Set all the entries down once more, with nothing altered.
-- Entries provided follows --
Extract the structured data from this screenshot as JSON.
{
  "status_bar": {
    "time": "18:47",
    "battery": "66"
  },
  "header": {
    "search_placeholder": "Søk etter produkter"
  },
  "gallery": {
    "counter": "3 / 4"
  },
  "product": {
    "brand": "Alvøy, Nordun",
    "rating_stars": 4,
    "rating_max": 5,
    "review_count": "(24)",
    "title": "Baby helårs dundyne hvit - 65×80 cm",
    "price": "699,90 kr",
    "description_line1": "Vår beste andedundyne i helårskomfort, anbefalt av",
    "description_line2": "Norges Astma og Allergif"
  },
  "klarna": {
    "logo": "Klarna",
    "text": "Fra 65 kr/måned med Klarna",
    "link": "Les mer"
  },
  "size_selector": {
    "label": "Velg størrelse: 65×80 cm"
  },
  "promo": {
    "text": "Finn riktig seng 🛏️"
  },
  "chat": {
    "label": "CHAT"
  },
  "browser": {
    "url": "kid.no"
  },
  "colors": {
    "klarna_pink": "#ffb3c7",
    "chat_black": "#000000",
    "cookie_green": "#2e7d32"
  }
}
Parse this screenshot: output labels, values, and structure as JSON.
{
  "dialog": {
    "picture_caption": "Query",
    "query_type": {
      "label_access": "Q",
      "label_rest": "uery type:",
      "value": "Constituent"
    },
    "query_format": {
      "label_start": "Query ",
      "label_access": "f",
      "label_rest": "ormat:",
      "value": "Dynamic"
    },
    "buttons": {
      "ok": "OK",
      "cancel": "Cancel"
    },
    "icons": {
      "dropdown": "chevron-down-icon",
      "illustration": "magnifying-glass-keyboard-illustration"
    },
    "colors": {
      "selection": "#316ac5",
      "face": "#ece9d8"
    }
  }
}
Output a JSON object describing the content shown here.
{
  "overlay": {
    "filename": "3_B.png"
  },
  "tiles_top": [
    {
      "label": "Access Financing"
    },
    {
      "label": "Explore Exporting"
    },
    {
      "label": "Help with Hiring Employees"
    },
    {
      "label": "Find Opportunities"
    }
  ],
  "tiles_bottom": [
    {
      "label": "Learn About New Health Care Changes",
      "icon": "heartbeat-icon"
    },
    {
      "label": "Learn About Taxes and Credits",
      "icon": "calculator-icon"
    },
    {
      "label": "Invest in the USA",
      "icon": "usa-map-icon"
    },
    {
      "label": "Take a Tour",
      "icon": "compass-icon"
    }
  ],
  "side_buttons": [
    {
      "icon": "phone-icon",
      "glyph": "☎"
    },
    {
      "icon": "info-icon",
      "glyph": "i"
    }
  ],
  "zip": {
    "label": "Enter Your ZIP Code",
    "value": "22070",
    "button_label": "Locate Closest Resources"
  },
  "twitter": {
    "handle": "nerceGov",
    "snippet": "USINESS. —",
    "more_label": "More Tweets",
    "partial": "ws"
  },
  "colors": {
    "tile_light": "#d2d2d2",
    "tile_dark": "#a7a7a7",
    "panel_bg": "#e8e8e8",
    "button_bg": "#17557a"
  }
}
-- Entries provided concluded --
**Response**.
Extract the structured data from this screenshot as JSON.
{
  "status_bar": {
    "time": "18:47",
    "battery": "66"
  },
  "header": {
    "search_placeholder": "Søk etter produkter"
  },
  "gallery": {
    "counter": "3 / 4"
  },
  "product": {
    "brand": "Alvøy, Nordun",
    "rating_stars": 4,
    "rating_max": 5,
    "review_count": "(24)",
    "title": "Baby helårs dundyne hvit - 65×80 cm",
    "price": "699,90 kr",
    "description_line1": "Vår beste andedundyne i helårskomfort, anbefalt av",
    "description_line2": "Norges Astma og Allergif"
  },
  "klarna": {
    "logo": "Klarna",
    "text": "Fra 65 kr/måned med Klarna",
    "link": "Les mer"
  },
  "size_selector": {
    "label": "Velg størrelse: 65×80 cm"
  },
  "promo": {
    "text": "Finn riktig seng 🛏️"
  },
  "chat": {
    "label": "CHAT"
  },
  "browser": {
    "url": "kid.no"
  },
  "colors": {
    "klarna_pink": "#ffb3c7",
    "chat_black": "#000000",
    "cookie_green": "#2e7d32"
  }
}
Parse this screenshot: output labels, values, and structure as JSON.
{
  "dialog": {
    "picture_caption": "Query",
    "query_type": {
      "label_access": "Q",
      "label_rest": "uery type:",
      "value": "Constituent"
    },
    "query_format": {
      "label_start": "Query ",
      "label_access": "f",
      "label_rest": "ormat:",
      "value": "Dynamic"
    },
    "buttons": {
      "ok": "OK",
      "cancel": "Cancel"
    },
    "icons": {
      "dropdown": "chevron-down-icon",
      "illustration": "magnifying-glass-keyboard-illustration"
    },
    "colors": {
      "selection": "#316ac5",
      "face": "#ece9d8"
    }
  }
}
Output a JSON object describing the content shown here.
{
  "overlay": {
    "filename": "3_B.png"
  },
  "tiles_top": [
    {
      "label": "Access Financing"
    },
    {
      "label": "Explore Exporting"
    },
    {
      "label": "Help with Hiring Employees"
    },
    {
      "label": "Find Opportunities"
    }
  ],
  "tiles_bottom": [
    {
      "label": "Learn About New Health Care Changes",
      "icon": "heartbeat-icon"
    },
    {
      "label": "Learn About Taxes and Credits",
      "icon": "calculator-icon"
    },
    {
      "label": "Invest in the USA",
      "icon": "usa-map-icon"
    },
    {
      "label": "Take a Tour",
      "icon": "compass-icon"
    }
  ],
  "side_buttons": [
    {
      "icon": "phone-icon",
      "glyph": "☎"
    },
    {
      "icon": "info-icon",
      "glyph": "i"
    }
  ],
  "zip": {
    "label": "Enter Your ZIP Code",
    "value": "22070",
    "button_label": "Locate Closest Resources"
  },
  "twitter": {
    "handle": "nerceGov",
    "snippet": "USINESS. —",
    "more_label": "More Tweets",
    "partial": "ws"
  },
  "colors": {
    "tile_light": "#d2d2d2",
    "tile_dark": "#a7a7a7",
    "panel_bg": "#e8e8e8",
    "button_bg": "#17557a"
  }
}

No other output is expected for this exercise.